Funded by a $10 million gift from a donor the university declined to name, the Johns Hopkins University Information Security Institute will tap experts from within its academic community and its partners within business and government, the Baltimore-based university said in a statement Monday.
The center will focus on information privacy issues including intellectual property protection in the entertainment industry, the security of e-business transactions, and patient privacy in Web medical services and databases.
The institute will also work with businesses and government partners on ways to foil computer crime.
Internet privacy and security issues have long been discussed and researched by technology experts and analysts. But recent attacks on popular e-commerce and government computer systems in the form of viruses and hacker activity have made the issue top priority in boardrooms, government agencies, and academic circles across the country.
Along with tackling the issues of information privacy and computer security, the university wants to use the center to prepare full-time and part-time undergraduates and graduate students for jobs in the burgeoning information security field.

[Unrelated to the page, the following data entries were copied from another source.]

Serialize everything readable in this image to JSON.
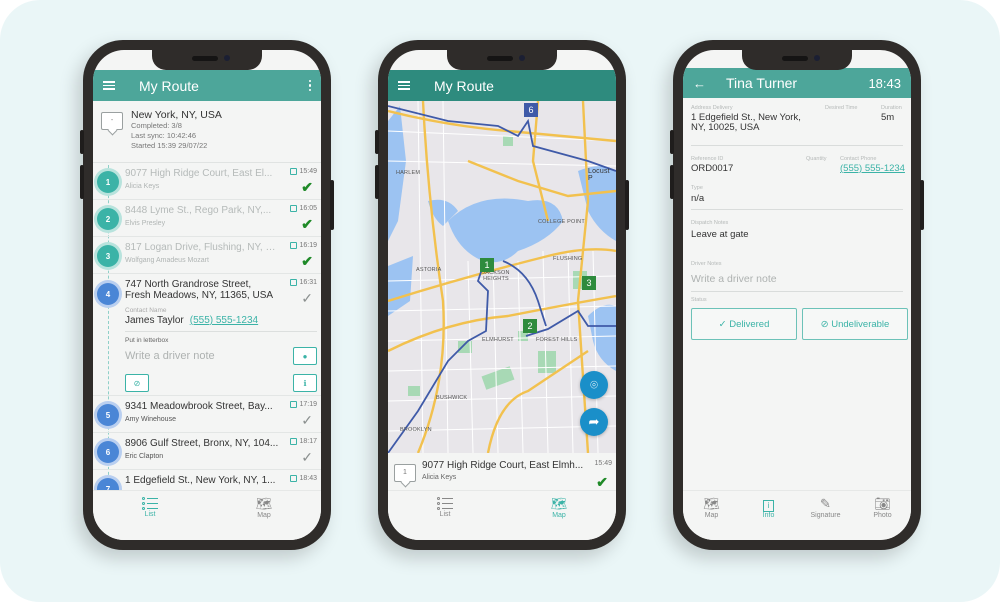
{
  "colors": {
    "primary": "#4da69a",
    "accent": "#3bb3a7",
    "done_check": "#1f8a28",
    "pending_badge": "#4a86d6",
    "map_fab": "#1a8fc9",
    "background": "#eaf6f7"
  },
  "phone1": {
    "appbar": {
      "title": "My Route",
      "menu_icon": "hamburger-menu-icon",
      "overflow_icon": "more-vertical-icon"
    },
    "summary": {
      "icon_text": "-",
      "city": "New York, NY, USA",
      "completed": "Completed: 3/8",
      "last_sync": "Last sync: 10:42:46",
      "started": "Started 15:39 29/07/22"
    },
    "stops": [
      {
        "number": "1",
        "address": "9077 High Ridge Court, East El...",
        "person": "Alicia Keys",
        "time": "15:49",
        "status": "done"
      },
      {
        "number": "2",
        "address": "8448 Lyme St., Rego Park, NY,...",
        "person": "Elvis Presley",
        "time": "16:05",
        "status": "done"
      },
      {
        "number": "3",
        "address": "817 Logan Drive, Flushing, NY, 11...",
        "person": "Wolfgang Amadeus Mozart",
        "time": "16:19",
        "status": "done"
      },
      {
        "number": "4",
        "address_line1": "747 North Grandrose Street,",
        "address_line2": "Fresh Meadows, NY, 11365, USA",
        "time": "16:31",
        "status": "pending",
        "contact_label": "Contact Name",
        "contact_name": "James Taylor",
        "contact_phone": "(555) 555-1234",
        "dispatch_note": "Put in letterbox",
        "driver_note_placeholder": "Write a driver note"
      },
      {
        "number": "5",
        "address": "9341 Meadowbrook Street, Bay...",
        "person": "Amy Winehouse",
        "time": "17:19",
        "status": "pending"
      },
      {
        "number": "6",
        "address": "8906 Gulf Street, Bronx, NY, 104...",
        "person": "Eric Clapton",
        "time": "18:17",
        "status": "pending"
      },
      {
        "number": "7",
        "address": "1 Edgefield St., New York, NY, 1...",
        "person": "",
        "time": "18:43",
        "status": "pending"
      }
    ],
    "nav": [
      {
        "label": "List",
        "icon": "list-icon",
        "active": true
      },
      {
        "label": "Map",
        "icon": "map-icon",
        "active": false
      }
    ]
  },
  "phone2": {
    "appbar": {
      "title": "My Route",
      "menu_icon": "hamburger-menu-icon"
    },
    "map": {
      "labels": [
        "HARLEM",
        "ASTORIA",
        "JACKSON HEIGHTS",
        "COLLEGE POINT",
        "FLUSHING",
        "ELMHURST",
        "FOREST HILLS",
        "BUSHWICK",
        "BROOKLYN",
        "Locust P"
      ],
      "markers": [
        "6",
        "1",
        "3",
        "2"
      ],
      "fab_recenter_icon": "recenter-focus-icon",
      "fab_navigate_icon": "navigate-turn-right-icon"
    },
    "card": {
      "number": "1",
      "address": "9077 High Ridge Court, East Elmh...",
      "person": "Alicia Keys",
      "time": "15:49"
    },
    "nav": [
      {
        "label": "List",
        "icon": "list-icon",
        "active": false
      },
      {
        "label": "Map",
        "icon": "map-icon",
        "active": true
      }
    ]
  },
  "phone3": {
    "appbar": {
      "back_icon": "arrow-back-icon",
      "title": "Tina Turner",
      "time": "18:43"
    },
    "fields": {
      "address_label": "Address Delivery",
      "address_line1": "1 Edgefield St., New York,",
      "address_line2": "NY, 10025, USA",
      "desired_time_label": "Desired Time",
      "desired_time": "",
      "duration_label": "Duration",
      "duration": "5m",
      "reference_label": "Reference ID",
      "reference": "ORD0017",
      "quantity_label": "Quantity",
      "quantity": "",
      "contact_phone_label": "Contact Phone",
      "contact_phone": "(555) 555-1234",
      "type_label": "Type",
      "type": "n/a",
      "dispatch_label": "Dispatch Notes",
      "dispatch": "Leave at gate",
      "driver_notes_label": "Driver Notes",
      "driver_notes_placeholder": "Write a driver note",
      "status_label": "Status"
    },
    "buttons": {
      "delivered": "✓ Delivered",
      "undeliverable": "⊘ Undeliverable"
    },
    "nav": [
      {
        "label": "Map",
        "icon": "map-icon",
        "active": false
      },
      {
        "label": "Info",
        "icon": "info-icon",
        "active": true
      },
      {
        "label": "Signature",
        "icon": "pencil-icon",
        "active": false
      },
      {
        "label": "Photo",
        "icon": "camera-icon",
        "active": false
      }
    ]
  }
}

The institute expects to complete a formal business plan early in 2001 and then conduct a search for a permanent director. The first seminars to be conducted by the center will begin in the spring of 2001, with expanded courses and programs beginning next fall.
Gerald Masson, who chairs the department of computer science at Johns Hopkins, has been named interim director.